[Work required]:
Look for the word "this" in the records, and copy each line where it appears.

(Items listed in a dataset)
========================
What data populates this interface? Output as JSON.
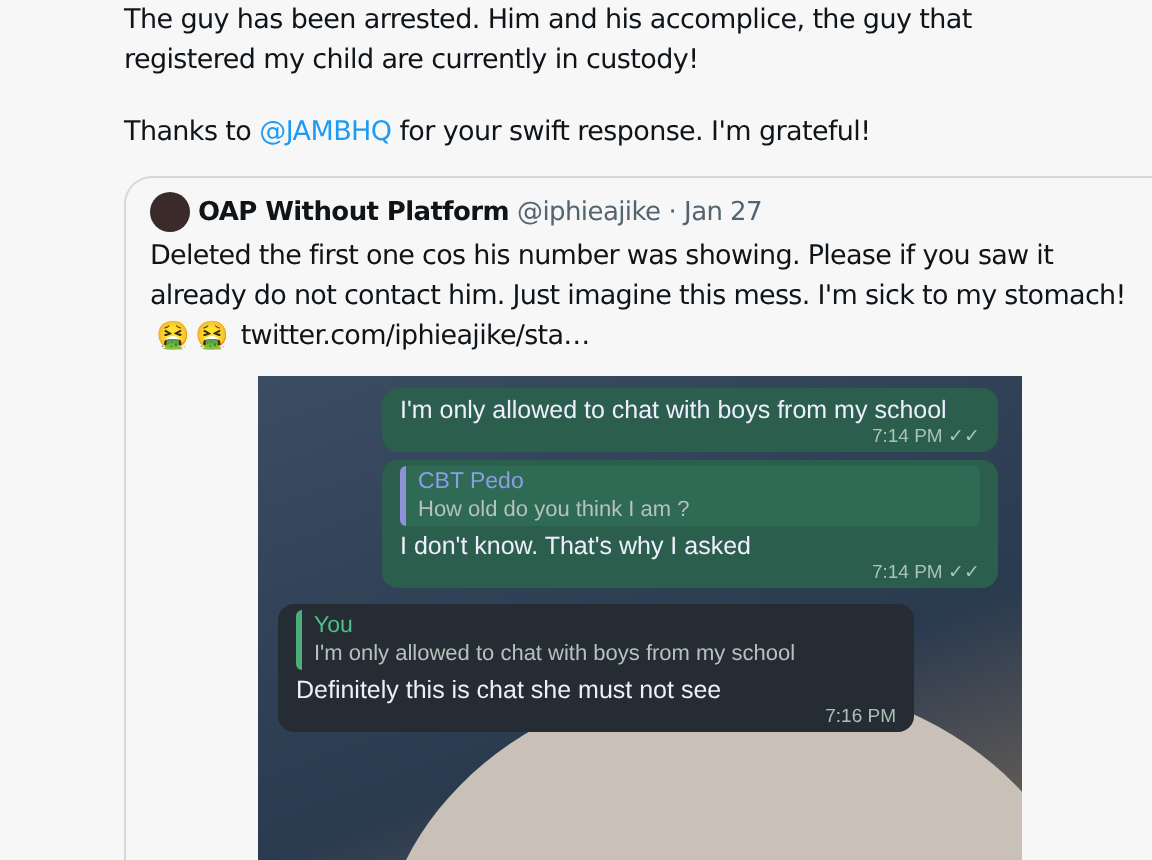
{
  "tweet": {
    "text_lines": [
      "The guy has been arrested. Him and his accomplice, the guy that",
      "registered my child are currently in custody!"
    ],
    "thanks": {
      "before": "Thanks to",
      "mention": "@JAMBHQ",
      "after": "for your swift response. I'm grateful!"
    }
  },
  "quoted_tweet": {
    "name": "OAP Without Platform",
    "handle": "@iphieajike",
    "separator": "·",
    "date": "Jan 27",
    "text": "Deleted the first one cos his number was showing. Please if you saw it already do not contact him. Just imagine this mess. I'm sick to my stomach!",
    "emojis": [
      "🤮",
      "🤮"
    ],
    "link": "twitter.com/iphieajike/sta…",
    "chat": [
      {
        "kind": "outgoing",
        "text": "I'm only allowed to chat with boys from my school",
        "time": "7:14 PM",
        "ticks": "✓✓"
      },
      {
        "kind": "outgoing",
        "reply_name": "CBT Pedo",
        "reply_text": "How old do you think I am ?",
        "text": "I don't know. That's why I asked",
        "time": "7:14 PM",
        "ticks": "✓✓"
      },
      {
        "kind": "incoming",
        "reply_name": "You",
        "reply_text": "I'm only allowed to chat with boys from my school",
        "text": "Definitely this is chat she must not see",
        "time": "7:16 PM"
      }
    ]
  }
}
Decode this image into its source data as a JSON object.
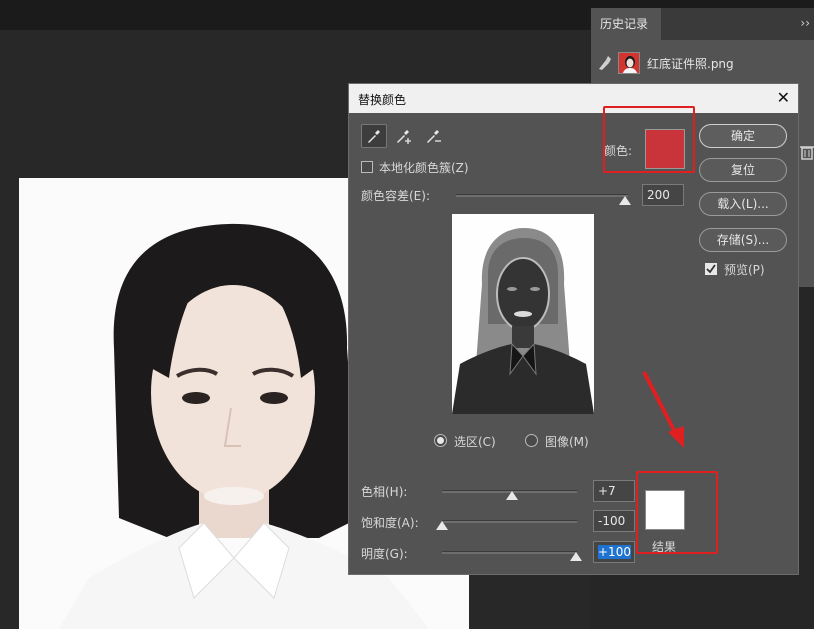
{
  "history_panel": {
    "tab_label": "历史记录",
    "collapse_glyph": "››",
    "snapshot_name": "红底证件照.png"
  },
  "dialog": {
    "title": "替换颜色",
    "close_glyph": "✕",
    "localized_clusters_label": "本地化颜色簇(Z)",
    "localized_clusters_checked": false,
    "fuzziness_label": "颜色容差(E):",
    "fuzziness_value": "200",
    "color_label": "颜色:",
    "selected_color": "#c8343a",
    "radio_selection_label": "选区(C)",
    "radio_image_label": "图像(M)",
    "selected_radio": "selection",
    "hue_label": "色相(H):",
    "hue_value": "+7",
    "saturation_label": "饱和度(A):",
    "saturation_value": "-100",
    "lightness_label": "明度(G):",
    "lightness_value": "+100",
    "result_label": "结果",
    "result_color": "#ffffff",
    "buttons": {
      "ok": "确定",
      "reset": "复位",
      "load": "载入(L)...",
      "save": "存储(S)..."
    },
    "preview_label": "预览(P)",
    "preview_checked": true
  },
  "annotation_color": "#e02020"
}
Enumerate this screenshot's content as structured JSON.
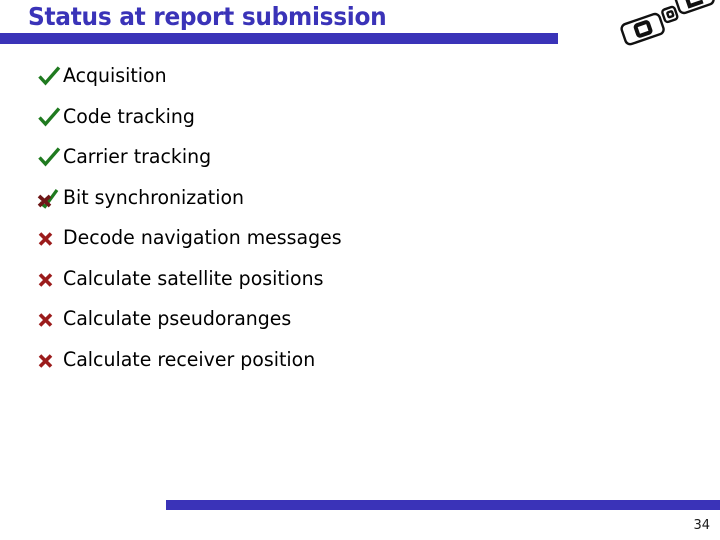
{
  "slide": {
    "title": "Status at report submission",
    "page_number": "34",
    "accent_color": "#3A33B8",
    "check_color": "#1F7A1F",
    "cross_color": "#9B1B1B",
    "text_color": "#000000",
    "background_color": "#FFFFFF"
  },
  "logo": {
    "name": "dgc-logo",
    "letters": [
      "D",
      "G",
      "C"
    ]
  },
  "bullets": [
    {
      "label": "Acquisition",
      "marker": "check",
      "marker_name": "check-icon"
    },
    {
      "label": "Code tracking",
      "marker": "check",
      "marker_name": "check-icon"
    },
    {
      "label": "Carrier tracking",
      "marker": "check",
      "marker_name": "check-icon"
    },
    {
      "label": "Bit synchronization",
      "marker": "check-cross",
      "marker_name": "check-cross-icon"
    },
    {
      "label": "Decode navigation messages",
      "marker": "cross",
      "marker_name": "cross-icon"
    },
    {
      "label": "Calculate satellite positions",
      "marker": "cross",
      "marker_name": "cross-icon"
    },
    {
      "label": "Calculate pseudoranges",
      "marker": "cross",
      "marker_name": "cross-icon"
    },
    {
      "label": "Calculate receiver position",
      "marker": "cross",
      "marker_name": "cross-icon"
    }
  ]
}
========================
[Task result]:
What data populates this interface? Output as JSON.
    "text": "Deleted the first one cos his number was showing. Please if you saw it already do not contact him. Just imagine this mess. I'm sick to my stomach!",
        "text": "Definitely this is chat she must not see",
Decode this image into its source data as a JSON object.
Enumerate this screenshot's content as structured JSON.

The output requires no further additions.